___ Listed entries

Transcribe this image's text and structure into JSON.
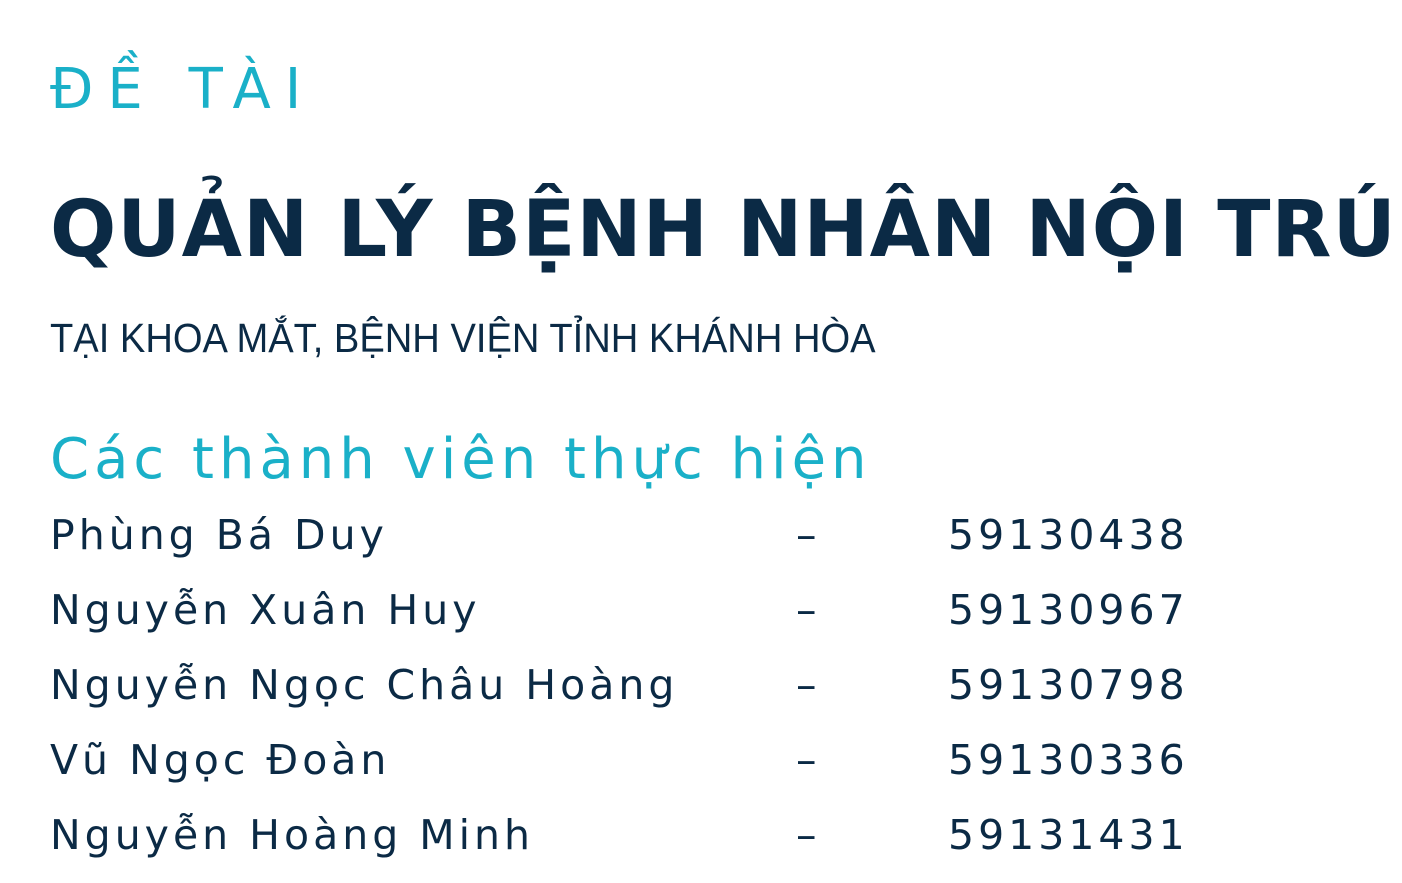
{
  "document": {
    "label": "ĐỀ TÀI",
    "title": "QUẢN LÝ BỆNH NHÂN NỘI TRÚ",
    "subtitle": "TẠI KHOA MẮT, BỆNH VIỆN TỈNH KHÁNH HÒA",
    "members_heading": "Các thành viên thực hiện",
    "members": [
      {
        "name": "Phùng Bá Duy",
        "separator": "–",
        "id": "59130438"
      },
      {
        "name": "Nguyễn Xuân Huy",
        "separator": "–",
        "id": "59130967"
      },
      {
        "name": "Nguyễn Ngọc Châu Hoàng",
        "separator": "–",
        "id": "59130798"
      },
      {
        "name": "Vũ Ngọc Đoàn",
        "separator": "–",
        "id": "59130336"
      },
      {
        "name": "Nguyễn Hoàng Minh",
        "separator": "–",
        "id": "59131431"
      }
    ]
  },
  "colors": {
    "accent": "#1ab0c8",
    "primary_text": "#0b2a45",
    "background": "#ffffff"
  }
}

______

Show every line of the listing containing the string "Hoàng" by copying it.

        "name": "Nguyễn Ngọc Châu Hoàng",
        "name": "Nguyễn Hoàng Minh",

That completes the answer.